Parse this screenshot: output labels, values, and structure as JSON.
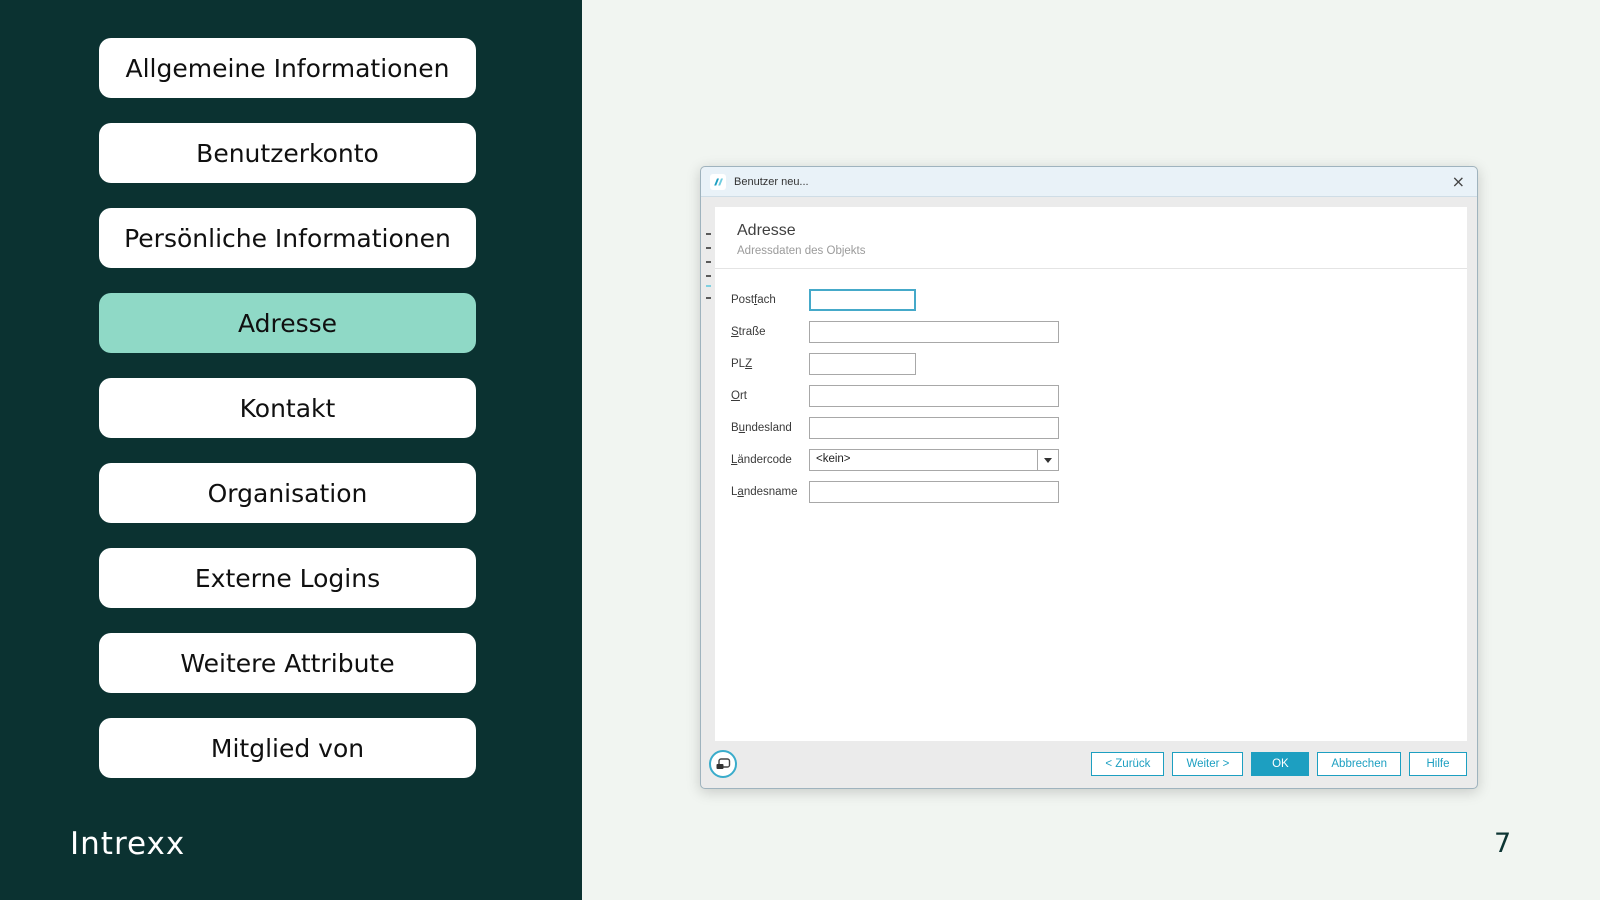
{
  "colors": {
    "sidebar_background": "#0b3231",
    "active_item_highlight": "#8fd9c6",
    "slide_background": "#f1f5f1",
    "dialog_accent_teal": "#1d9fc1",
    "focused_input_border": "#45a9c9"
  },
  "slide": {
    "logo_text": "Intrexx",
    "page_number": "7"
  },
  "sidebar": {
    "items": [
      {
        "name": "sidebar-item-allgemeine-informationen",
        "label": "Allgemeine Informationen",
        "active": false
      },
      {
        "name": "sidebar-item-benutzerkonto",
        "label": "Benutzerkonto",
        "active": false
      },
      {
        "name": "sidebar-item-persoenliche-informationen",
        "label": "Persönliche Informationen",
        "active": false
      },
      {
        "name": "sidebar-item-adresse",
        "label": "Adresse",
        "active": true
      },
      {
        "name": "sidebar-item-kontakt",
        "label": "Kontakt",
        "active": false
      },
      {
        "name": "sidebar-item-organisation",
        "label": "Organisation",
        "active": false
      },
      {
        "name": "sidebar-item-externe-logins",
        "label": "Externe Logins",
        "active": false
      },
      {
        "name": "sidebar-item-weitere-attribute",
        "label": "Weitere Attribute",
        "active": false
      },
      {
        "name": "sidebar-item-mitglied-von",
        "label": "Mitglied von",
        "active": false
      }
    ]
  },
  "dialog": {
    "title": "Benutzer neu...",
    "close_glyph": "×",
    "app_icon": "intrexx-slashes-icon",
    "header": {
      "title": "Adresse",
      "subtitle": "Adressdaten des Objekts"
    },
    "fields": [
      {
        "name": "postfach-input",
        "pre": "Post",
        "key": "f",
        "post": "ach",
        "type": "text",
        "size": "short",
        "value": "",
        "focused": true
      },
      {
        "name": "strasse-input",
        "pre": "",
        "key": "S",
        "post": "traße",
        "type": "text",
        "size": "long",
        "value": "",
        "focused": false
      },
      {
        "name": "plz-input",
        "pre": "PL",
        "key": "Z",
        "post": "",
        "type": "text",
        "size": "short",
        "value": "",
        "focused": false
      },
      {
        "name": "ort-input",
        "pre": "",
        "key": "O",
        "post": "rt",
        "type": "text",
        "size": "long",
        "value": "",
        "focused": false
      },
      {
        "name": "bundesland-input",
        "pre": "B",
        "key": "u",
        "post": "ndesland",
        "type": "text",
        "size": "long",
        "value": "",
        "focused": false
      },
      {
        "name": "laendercode-select",
        "pre": "",
        "key": "L",
        "post": "ändercode",
        "type": "combo",
        "size": "long",
        "value": "<kein>",
        "focused": false
      },
      {
        "name": "landesname-input",
        "pre": "L",
        "key": "a",
        "post": "ndesname",
        "type": "text",
        "size": "long",
        "value": "",
        "focused": false
      }
    ],
    "footer": {
      "window_icon": "overlapping-windows-icon",
      "buttons": [
        {
          "name": "zurueck-button",
          "label": "< Zurück",
          "primary": false
        },
        {
          "name": "weiter-button",
          "label": "Weiter >",
          "primary": false
        },
        {
          "name": "ok-button",
          "label": "OK",
          "primary": true
        },
        {
          "name": "abbrechen-button",
          "label": "Abbrechen",
          "primary": false
        },
        {
          "name": "hilfe-button",
          "label": "Hilfe",
          "primary": false
        }
      ]
    }
  }
}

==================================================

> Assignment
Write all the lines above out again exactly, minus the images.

> Task output
Parse this screenshot: output labels, values, and structure as JSON.
{
  "colors": {
    "sidebar_background": "#0b3231",
    "active_item_highlight": "#8fd9c6",
    "slide_background": "#f1f5f1",
    "dialog_accent_teal": "#1d9fc1",
    "focused_input_border": "#45a9c9"
  },
  "slide": {
    "logo_text": "Intrexx",
    "page_number": "7"
  },
  "sidebar": {
    "items": [
      {
        "name": "sidebar-item-allgemeine-informationen",
        "label": "Allgemeine Informationen",
        "active": false
      },
      {
        "name": "sidebar-item-benutzerkonto",
        "label": "Benutzerkonto",
        "active": false
      },
      {
        "name": "sidebar-item-persoenliche-informationen",
        "label": "Persönliche Informationen",
        "active": false
      },
      {
        "name": "sidebar-item-adresse",
        "label": "Adresse",
        "active": true
      },
      {
        "name": "sidebar-item-kontakt",
        "label": "Kontakt",
        "active": false
      },
      {
        "name": "sidebar-item-organisation",
        "label": "Organisation",
        "active": false
      },
      {
        "name": "sidebar-item-externe-logins",
        "label": "Externe Logins",
        "active": false
      },
      {
        "name": "sidebar-item-weitere-attribute",
        "label": "Weitere Attribute",
        "active": false
      },
      {
        "name": "sidebar-item-mitglied-von",
        "label": "Mitglied von",
        "active": false
      }
    ]
  },
  "dialog": {
    "title": "Benutzer neu...",
    "close_glyph": "×",
    "app_icon": "intrexx-slashes-icon",
    "header": {
      "title": "Adresse",
      "subtitle": "Adressdaten des Objekts"
    },
    "fields": [
      {
        "name": "postfach-input",
        "pre": "Post",
        "key": "f",
        "post": "ach",
        "type": "text",
        "size": "short",
        "value": "",
        "focused": true
      },
      {
        "name": "strasse-input",
        "pre": "",
        "key": "S",
        "post": "traße",
        "type": "text",
        "size": "long",
        "value": "",
        "focused": false
      },
      {
        "name": "plz-input",
        "pre": "PL",
        "key": "Z",
        "post": "",
        "type": "text",
        "size": "short",
        "value": "",
        "focused": false
      },
      {
        "name": "ort-input",
        "pre": "",
        "key": "O",
        "post": "rt",
        "type": "text",
        "size": "long",
        "value": "",
        "focused": false
      },
      {
        "name": "bundesland-input",
        "pre": "B",
        "key": "u",
        "post": "ndesland",
        "type": "text",
        "size": "long",
        "value": "",
        "focused": false
      },
      {
        "name": "laendercode-select",
        "pre": "",
        "key": "L",
        "post": "ändercode",
        "type": "combo",
        "size": "long",
        "value": "<kein>",
        "focused": false
      },
      {
        "name": "landesname-input",
        "pre": "L",
        "key": "a",
        "post": "ndesname",
        "type": "text",
        "size": "long",
        "value": "",
        "focused": false
      }
    ],
    "footer": {
      "window_icon": "overlapping-windows-icon",
      "buttons": [
        {
          "name": "zurueck-button",
          "label": "< Zurück",
          "primary": false
        },
        {
          "name": "weiter-button",
          "label": "Weiter >",
          "primary": false
        },
        {
          "name": "ok-button",
          "label": "OK",
          "primary": true
        },
        {
          "name": "abbrechen-button",
          "label": "Abbrechen",
          "primary": false
        },
        {
          "name": "hilfe-button",
          "label": "Hilfe",
          "primary": false
        }
      ]
    }
  }
}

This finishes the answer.